> [DATA]:
·····

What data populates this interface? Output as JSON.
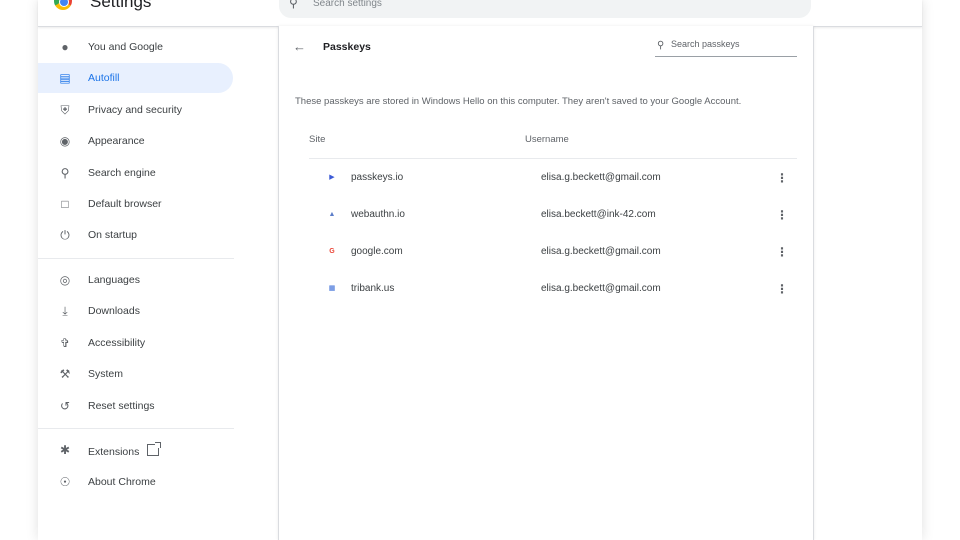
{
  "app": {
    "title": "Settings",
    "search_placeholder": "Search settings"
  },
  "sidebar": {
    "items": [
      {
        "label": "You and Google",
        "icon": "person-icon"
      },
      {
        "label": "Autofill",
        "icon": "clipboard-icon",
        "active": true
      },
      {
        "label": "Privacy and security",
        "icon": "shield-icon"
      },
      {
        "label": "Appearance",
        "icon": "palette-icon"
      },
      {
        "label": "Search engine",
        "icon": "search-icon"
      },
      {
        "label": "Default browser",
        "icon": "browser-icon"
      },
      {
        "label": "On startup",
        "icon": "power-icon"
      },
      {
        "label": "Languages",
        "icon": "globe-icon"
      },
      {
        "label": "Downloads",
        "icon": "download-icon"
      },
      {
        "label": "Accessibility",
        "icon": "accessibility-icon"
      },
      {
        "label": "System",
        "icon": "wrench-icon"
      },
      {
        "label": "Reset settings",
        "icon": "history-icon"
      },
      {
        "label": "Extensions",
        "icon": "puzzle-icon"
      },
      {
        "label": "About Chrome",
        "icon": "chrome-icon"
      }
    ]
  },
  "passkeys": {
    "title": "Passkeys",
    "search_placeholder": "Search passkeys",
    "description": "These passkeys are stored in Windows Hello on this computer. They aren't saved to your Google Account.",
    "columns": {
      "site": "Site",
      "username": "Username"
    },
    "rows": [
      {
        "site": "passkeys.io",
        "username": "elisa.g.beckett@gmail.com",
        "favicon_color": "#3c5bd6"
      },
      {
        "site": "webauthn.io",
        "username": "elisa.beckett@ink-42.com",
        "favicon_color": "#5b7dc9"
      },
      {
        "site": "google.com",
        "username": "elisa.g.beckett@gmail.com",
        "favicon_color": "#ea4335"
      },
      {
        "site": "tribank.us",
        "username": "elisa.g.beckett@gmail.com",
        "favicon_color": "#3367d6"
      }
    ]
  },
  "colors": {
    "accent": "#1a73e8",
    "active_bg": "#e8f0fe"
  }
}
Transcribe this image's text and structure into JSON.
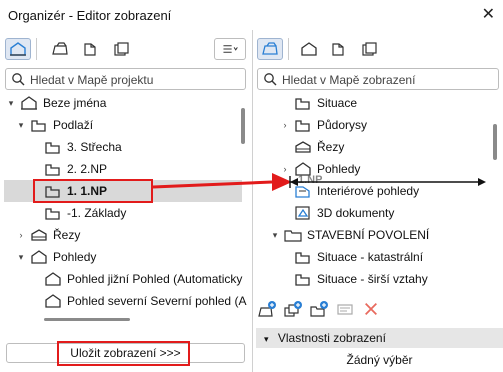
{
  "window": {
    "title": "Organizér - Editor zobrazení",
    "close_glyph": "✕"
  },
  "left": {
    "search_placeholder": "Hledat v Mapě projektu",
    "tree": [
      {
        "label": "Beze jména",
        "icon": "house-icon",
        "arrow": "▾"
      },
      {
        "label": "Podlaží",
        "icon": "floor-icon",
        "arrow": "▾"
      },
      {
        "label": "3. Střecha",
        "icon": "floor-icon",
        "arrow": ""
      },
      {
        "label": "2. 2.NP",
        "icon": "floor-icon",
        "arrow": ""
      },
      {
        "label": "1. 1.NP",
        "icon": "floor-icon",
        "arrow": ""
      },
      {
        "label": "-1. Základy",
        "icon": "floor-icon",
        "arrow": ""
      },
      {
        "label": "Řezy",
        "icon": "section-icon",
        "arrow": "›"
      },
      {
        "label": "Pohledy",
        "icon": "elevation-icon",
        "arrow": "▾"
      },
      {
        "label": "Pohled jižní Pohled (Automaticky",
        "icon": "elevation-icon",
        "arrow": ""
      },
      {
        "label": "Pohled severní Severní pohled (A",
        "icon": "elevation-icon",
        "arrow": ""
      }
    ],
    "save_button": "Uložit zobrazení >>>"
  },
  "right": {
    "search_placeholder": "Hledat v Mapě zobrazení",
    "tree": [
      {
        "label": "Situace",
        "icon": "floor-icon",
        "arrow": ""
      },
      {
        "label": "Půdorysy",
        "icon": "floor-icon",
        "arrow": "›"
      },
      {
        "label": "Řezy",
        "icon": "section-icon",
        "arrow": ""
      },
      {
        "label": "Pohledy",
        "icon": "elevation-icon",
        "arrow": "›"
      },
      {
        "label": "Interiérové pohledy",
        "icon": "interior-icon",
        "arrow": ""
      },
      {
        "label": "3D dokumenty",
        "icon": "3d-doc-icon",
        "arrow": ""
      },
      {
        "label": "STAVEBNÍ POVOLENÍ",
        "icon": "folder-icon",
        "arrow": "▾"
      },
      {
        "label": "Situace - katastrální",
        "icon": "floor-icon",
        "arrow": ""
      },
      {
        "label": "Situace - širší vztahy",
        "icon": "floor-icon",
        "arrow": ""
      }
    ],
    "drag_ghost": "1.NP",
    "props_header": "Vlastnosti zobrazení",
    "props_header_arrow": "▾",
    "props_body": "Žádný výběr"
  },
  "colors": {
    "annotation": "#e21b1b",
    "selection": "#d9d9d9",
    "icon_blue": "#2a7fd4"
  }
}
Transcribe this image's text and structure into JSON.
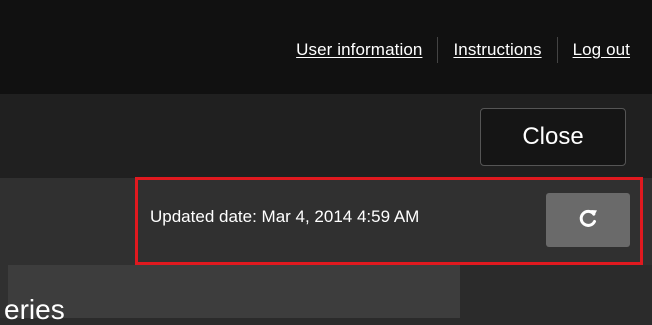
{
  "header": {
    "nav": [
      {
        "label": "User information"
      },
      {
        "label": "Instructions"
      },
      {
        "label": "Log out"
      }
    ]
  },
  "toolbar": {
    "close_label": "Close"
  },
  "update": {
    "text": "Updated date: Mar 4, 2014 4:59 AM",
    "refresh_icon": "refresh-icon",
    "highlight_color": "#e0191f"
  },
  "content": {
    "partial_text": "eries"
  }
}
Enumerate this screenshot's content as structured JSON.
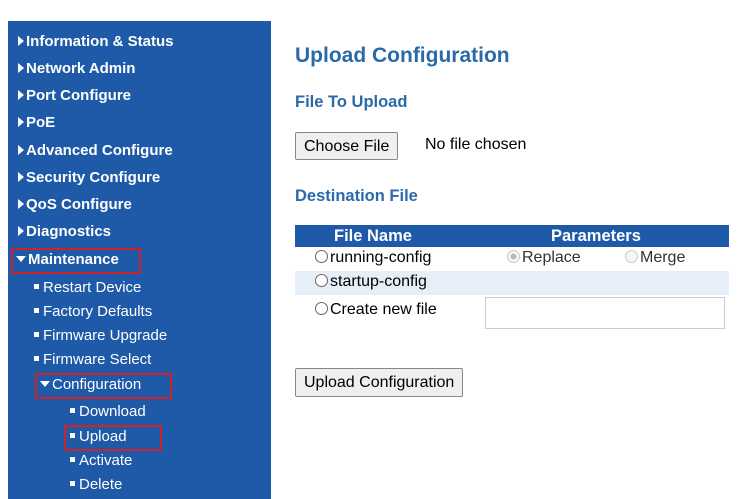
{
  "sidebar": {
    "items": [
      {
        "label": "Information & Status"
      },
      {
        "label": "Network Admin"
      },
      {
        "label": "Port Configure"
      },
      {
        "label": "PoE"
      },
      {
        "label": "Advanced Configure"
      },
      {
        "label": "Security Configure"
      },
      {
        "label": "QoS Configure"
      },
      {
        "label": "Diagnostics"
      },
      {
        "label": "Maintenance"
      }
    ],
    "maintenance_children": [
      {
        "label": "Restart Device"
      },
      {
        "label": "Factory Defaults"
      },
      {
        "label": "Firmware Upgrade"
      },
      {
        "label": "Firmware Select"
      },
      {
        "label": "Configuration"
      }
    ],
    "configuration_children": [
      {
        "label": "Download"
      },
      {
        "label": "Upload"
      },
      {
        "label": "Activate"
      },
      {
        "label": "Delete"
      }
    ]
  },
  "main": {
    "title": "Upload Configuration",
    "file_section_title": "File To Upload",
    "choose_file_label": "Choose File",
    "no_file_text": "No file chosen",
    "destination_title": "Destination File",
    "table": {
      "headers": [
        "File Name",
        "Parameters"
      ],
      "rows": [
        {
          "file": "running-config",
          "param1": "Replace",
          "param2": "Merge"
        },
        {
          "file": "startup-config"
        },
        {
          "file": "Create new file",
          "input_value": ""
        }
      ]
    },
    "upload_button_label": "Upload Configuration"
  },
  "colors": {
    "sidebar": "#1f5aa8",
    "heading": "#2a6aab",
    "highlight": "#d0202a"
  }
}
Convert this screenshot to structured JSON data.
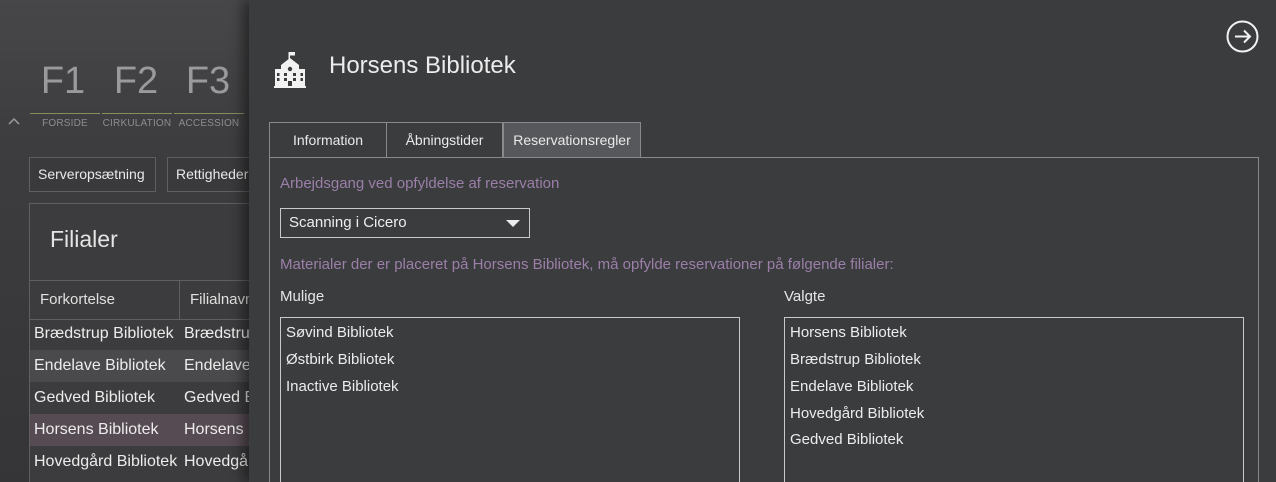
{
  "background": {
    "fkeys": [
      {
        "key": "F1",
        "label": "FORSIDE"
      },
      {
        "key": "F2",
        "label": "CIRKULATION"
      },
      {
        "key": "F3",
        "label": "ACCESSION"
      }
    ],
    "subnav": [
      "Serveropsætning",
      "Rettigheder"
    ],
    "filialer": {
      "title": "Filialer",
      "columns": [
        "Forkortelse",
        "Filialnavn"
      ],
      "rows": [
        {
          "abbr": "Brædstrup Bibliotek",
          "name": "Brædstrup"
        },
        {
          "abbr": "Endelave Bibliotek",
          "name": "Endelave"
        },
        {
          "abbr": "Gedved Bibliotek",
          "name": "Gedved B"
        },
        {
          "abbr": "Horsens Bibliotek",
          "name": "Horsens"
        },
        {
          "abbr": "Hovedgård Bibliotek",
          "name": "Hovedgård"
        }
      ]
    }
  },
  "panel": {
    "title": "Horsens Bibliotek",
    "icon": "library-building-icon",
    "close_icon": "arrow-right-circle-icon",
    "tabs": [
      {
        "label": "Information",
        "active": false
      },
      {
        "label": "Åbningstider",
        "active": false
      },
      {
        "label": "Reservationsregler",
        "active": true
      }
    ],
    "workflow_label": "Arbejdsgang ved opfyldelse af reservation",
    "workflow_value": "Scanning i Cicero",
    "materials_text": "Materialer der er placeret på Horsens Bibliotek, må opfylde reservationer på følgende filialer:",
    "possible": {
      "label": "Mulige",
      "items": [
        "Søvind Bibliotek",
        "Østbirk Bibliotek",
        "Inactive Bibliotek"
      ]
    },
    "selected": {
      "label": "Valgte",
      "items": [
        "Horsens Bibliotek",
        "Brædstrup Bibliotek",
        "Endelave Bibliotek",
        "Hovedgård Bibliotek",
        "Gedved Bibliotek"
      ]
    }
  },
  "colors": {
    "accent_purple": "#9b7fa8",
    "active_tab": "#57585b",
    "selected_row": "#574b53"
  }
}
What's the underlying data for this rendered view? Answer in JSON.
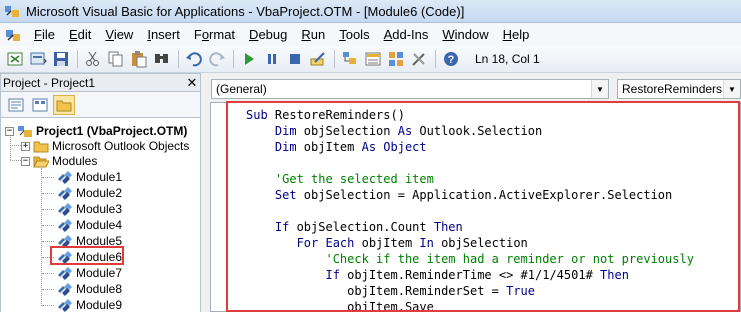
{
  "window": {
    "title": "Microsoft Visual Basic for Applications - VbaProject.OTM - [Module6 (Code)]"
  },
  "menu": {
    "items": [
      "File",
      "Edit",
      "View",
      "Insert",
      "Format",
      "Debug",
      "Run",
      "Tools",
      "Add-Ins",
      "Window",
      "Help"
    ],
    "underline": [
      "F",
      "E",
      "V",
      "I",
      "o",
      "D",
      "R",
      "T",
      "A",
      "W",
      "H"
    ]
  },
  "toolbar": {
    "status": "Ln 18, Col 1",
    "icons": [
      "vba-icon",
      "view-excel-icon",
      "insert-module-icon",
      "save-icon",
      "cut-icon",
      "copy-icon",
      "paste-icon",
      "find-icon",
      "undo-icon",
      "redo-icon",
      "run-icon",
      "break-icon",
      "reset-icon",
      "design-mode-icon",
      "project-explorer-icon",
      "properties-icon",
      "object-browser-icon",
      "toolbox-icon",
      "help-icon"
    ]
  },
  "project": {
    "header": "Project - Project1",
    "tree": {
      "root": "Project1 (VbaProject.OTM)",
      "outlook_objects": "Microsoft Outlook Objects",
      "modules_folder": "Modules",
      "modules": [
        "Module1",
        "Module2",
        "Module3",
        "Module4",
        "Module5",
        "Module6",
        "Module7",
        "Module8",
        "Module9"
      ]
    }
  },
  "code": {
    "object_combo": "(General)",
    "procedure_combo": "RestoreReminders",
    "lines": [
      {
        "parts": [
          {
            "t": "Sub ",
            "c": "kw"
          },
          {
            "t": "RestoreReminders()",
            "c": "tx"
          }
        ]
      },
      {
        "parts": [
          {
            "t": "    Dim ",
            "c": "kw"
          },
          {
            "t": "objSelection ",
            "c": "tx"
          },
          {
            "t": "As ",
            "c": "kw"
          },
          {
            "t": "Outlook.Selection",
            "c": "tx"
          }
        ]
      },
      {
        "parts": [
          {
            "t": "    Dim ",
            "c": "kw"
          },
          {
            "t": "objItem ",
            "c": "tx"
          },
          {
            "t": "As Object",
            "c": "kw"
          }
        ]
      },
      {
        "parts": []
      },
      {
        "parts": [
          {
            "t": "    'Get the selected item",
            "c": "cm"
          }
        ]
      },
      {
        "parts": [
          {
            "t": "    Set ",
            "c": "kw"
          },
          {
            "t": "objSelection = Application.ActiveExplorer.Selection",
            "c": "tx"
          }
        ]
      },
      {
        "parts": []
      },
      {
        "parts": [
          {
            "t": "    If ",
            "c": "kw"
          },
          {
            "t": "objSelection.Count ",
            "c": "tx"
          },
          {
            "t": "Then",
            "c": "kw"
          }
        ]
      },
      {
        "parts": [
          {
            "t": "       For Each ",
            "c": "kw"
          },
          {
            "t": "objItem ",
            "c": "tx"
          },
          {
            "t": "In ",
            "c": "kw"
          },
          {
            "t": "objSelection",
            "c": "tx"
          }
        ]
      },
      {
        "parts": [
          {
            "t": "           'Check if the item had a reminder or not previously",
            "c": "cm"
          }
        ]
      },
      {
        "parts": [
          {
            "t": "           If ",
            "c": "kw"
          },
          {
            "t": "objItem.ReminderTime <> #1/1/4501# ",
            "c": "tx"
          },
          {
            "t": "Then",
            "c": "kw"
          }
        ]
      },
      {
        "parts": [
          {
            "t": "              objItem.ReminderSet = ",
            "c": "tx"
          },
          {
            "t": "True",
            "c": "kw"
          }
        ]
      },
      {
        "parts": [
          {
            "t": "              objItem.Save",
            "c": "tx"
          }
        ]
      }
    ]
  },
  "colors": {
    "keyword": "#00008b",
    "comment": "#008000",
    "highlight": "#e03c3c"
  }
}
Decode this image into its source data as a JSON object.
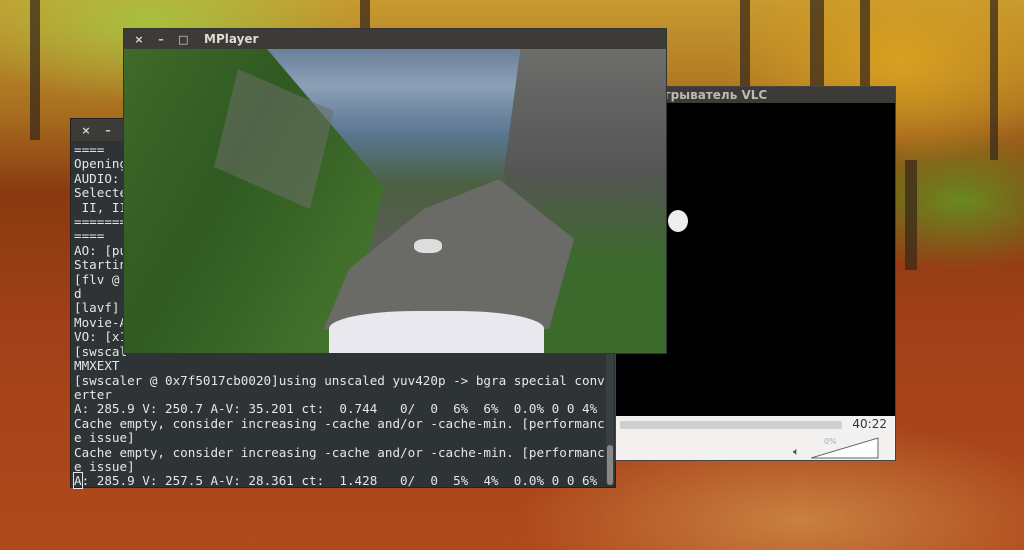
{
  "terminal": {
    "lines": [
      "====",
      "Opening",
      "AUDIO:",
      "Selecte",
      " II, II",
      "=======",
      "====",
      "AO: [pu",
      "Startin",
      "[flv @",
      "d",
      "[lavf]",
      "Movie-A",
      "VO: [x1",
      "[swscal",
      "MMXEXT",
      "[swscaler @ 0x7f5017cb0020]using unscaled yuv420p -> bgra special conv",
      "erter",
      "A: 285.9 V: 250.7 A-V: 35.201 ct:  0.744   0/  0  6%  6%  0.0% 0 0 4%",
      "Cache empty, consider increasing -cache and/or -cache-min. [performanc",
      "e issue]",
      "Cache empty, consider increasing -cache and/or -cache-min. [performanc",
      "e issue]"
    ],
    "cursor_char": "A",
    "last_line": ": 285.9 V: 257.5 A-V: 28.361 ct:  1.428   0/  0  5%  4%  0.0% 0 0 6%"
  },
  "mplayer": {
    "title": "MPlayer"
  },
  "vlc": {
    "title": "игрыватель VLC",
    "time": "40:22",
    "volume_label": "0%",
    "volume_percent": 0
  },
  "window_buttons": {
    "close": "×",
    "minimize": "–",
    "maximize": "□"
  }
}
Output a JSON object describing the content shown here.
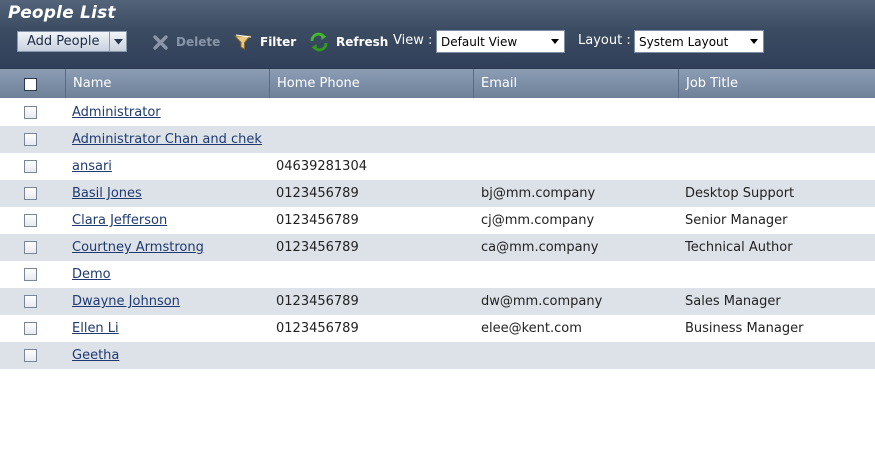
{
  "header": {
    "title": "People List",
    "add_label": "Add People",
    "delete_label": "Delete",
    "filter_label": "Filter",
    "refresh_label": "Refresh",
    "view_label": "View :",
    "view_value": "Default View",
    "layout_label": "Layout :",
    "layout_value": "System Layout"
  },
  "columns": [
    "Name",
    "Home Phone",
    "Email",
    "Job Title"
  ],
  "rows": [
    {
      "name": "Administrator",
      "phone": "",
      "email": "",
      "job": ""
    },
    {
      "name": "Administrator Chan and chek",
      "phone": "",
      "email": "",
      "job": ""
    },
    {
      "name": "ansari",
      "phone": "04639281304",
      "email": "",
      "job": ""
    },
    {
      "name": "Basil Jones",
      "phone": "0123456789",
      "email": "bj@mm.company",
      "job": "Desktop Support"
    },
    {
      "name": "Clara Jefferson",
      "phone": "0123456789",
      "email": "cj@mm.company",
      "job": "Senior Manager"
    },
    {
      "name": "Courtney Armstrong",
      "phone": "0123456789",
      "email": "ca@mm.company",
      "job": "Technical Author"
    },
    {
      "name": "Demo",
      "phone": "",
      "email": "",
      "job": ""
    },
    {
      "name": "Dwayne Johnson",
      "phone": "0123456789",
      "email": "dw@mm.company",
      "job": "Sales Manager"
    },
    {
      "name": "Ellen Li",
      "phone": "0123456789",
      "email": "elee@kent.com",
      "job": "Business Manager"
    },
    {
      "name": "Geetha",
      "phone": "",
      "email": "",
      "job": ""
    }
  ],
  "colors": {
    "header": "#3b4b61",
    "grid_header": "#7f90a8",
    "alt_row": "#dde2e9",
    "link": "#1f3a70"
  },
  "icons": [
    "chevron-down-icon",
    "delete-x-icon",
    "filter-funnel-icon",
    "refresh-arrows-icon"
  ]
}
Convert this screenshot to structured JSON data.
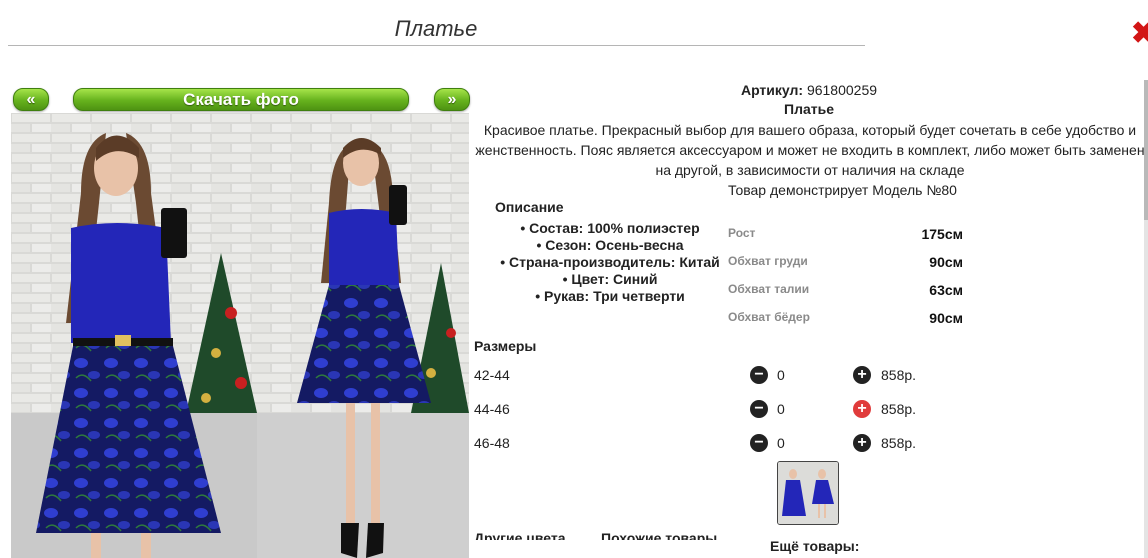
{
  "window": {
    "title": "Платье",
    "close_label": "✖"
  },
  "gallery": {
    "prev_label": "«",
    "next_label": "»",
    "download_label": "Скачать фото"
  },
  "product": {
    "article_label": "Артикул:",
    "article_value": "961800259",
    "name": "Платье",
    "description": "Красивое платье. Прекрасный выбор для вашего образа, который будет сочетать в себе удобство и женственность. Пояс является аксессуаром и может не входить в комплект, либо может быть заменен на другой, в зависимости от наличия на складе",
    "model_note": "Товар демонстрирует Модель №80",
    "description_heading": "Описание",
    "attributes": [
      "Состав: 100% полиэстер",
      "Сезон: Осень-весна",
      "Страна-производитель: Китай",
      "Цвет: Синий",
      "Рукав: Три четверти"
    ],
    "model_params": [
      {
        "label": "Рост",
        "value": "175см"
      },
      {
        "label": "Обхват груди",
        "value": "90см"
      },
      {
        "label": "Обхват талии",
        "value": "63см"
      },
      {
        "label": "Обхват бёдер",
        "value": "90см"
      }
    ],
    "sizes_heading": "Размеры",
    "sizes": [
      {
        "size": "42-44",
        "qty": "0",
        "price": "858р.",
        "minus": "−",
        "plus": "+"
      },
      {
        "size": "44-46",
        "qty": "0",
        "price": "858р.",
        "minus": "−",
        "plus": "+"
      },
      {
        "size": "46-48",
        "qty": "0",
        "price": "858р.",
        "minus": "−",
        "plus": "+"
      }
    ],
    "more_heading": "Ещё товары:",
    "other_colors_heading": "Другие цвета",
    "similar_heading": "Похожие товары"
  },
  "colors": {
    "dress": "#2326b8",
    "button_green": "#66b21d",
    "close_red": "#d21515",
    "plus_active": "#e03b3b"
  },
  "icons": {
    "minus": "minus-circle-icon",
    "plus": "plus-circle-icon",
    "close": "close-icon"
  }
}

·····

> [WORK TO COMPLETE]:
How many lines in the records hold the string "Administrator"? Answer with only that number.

> [RESPONSE AREA]:
2